There was so much I could include in the book, on what is a complex and politically sensitive topic. I decided that I would address the issue in three parts. First of all to cover the circumstances which would lead to a border poll being called. We are living through those right now. Secondly I would explain how I believe a border poll can be won and also give my views on some of the key challenges which we will face during the campaign. The final part focuses on how we ensure that we make a success of a vote for Irish unity.
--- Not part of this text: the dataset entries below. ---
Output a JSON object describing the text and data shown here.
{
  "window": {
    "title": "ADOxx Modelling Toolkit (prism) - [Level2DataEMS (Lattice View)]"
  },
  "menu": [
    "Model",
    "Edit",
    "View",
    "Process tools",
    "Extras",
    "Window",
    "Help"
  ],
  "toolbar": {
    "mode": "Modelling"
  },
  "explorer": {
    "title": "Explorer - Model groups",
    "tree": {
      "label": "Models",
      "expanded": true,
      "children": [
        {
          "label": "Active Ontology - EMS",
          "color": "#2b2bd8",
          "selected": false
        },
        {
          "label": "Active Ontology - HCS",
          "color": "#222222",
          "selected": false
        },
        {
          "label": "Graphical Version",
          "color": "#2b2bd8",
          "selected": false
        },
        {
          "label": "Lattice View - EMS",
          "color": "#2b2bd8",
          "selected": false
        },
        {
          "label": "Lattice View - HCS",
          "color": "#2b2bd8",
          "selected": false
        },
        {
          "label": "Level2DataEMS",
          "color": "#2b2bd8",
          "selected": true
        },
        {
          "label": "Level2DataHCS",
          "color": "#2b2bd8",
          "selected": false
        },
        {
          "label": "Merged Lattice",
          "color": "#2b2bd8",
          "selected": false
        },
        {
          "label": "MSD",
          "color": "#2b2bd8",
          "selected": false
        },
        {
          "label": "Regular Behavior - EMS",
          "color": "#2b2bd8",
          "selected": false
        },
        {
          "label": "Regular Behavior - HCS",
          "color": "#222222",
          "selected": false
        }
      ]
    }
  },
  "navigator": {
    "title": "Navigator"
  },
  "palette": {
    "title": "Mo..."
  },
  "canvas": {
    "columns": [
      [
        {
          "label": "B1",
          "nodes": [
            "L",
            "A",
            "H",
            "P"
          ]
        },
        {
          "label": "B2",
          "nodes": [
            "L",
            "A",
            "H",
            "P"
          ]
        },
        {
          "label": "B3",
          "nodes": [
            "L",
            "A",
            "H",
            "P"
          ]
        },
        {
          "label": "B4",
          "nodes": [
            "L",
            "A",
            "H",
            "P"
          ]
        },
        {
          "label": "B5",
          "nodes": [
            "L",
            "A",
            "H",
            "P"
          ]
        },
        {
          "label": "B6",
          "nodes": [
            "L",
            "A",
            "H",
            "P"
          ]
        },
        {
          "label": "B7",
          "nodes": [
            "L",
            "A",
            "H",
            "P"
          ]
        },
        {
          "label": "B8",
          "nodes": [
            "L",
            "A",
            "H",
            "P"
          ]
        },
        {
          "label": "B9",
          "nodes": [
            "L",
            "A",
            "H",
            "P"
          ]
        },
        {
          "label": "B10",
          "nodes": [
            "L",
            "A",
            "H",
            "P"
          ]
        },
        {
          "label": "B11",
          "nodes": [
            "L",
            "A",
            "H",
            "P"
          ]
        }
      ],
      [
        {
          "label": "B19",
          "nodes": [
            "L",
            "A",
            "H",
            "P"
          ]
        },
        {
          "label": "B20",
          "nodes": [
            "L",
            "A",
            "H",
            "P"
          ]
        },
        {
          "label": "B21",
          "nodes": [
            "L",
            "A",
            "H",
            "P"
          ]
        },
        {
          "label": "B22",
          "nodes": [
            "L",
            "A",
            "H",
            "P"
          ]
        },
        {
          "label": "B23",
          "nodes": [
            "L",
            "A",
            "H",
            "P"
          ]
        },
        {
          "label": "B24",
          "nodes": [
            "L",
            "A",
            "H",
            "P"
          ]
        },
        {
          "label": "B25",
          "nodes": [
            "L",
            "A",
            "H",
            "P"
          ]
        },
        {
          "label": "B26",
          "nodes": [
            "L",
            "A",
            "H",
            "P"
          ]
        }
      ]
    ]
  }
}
The reason why my book is called Irish Unity: Time to Prepare is because it is crucial that we plan and prepare now, to avoid the chaos of Brexit. While I know family members and close friends who voted for Brexit I have yet to find anyone who thinks that it is going well. I want to ensure that across Ireland we have an informed discussion about constitutional change which is evidence based. This can help to guarantee that the campaign itself focuses on facts and our preferred outcomes, rather than voters being distracted by emotive issues. At the time of a border poll we need to know what is on offer in terms of the health service, what will happen to pensions, how will we ensure that our all-Ireland economy continues to grow? What can we do to provide opportunities for our young people so that they do not feel forced to leave this island to go elsewhere? How can we work together to address the climate crisis, provide energy and food security in an ever more turbulent world?
The Good Friday Agreement and the European Convention on Human Rights both provide a framework for safeguarding and protecting all communities. Northern Ireland is now a region of multiple minorities. We know that civic unionism is already engaging on the issue of what Irish unity means, in private conversations and occasionally publicly. Political unionism rarely takes part in these discussions. While they don’t have a veto on progress we do need to put a package of proposals in place to provide peace and prosperity for all our citizens in a New Ireland. Providing sufficient housing on a mixed tenure basis where you have those living in social housing beside those in affordable or privately owned housing is needed. The ‘unity dividend’ must include public services provided seamlessly on an all-Ireland basis for the benefit of everyone who lives across Ireland.
Dates for your diary…
Irish Unity: Time to Prepare is out on October 5th.
Ben is speaking at the Ireland’s Future event in 3 Arena Dublin on Saturday October 1st.
He will be speaking at our irishborderpoll.com debate in London hosted by the Battle of Ideas on Saturday October 15th – From IndyRef2 To A Border Poll: Are We Afraid Of Democracy?
On Monday October 17th, Ben will be speaking at our irishborderpoll.com event, Time For Irish Unity?, in the Wilson Room at Portcullis House, Parliament in London at 7pm. Every North of Ireland Party with MPs has been invited onto the panel. All welcome.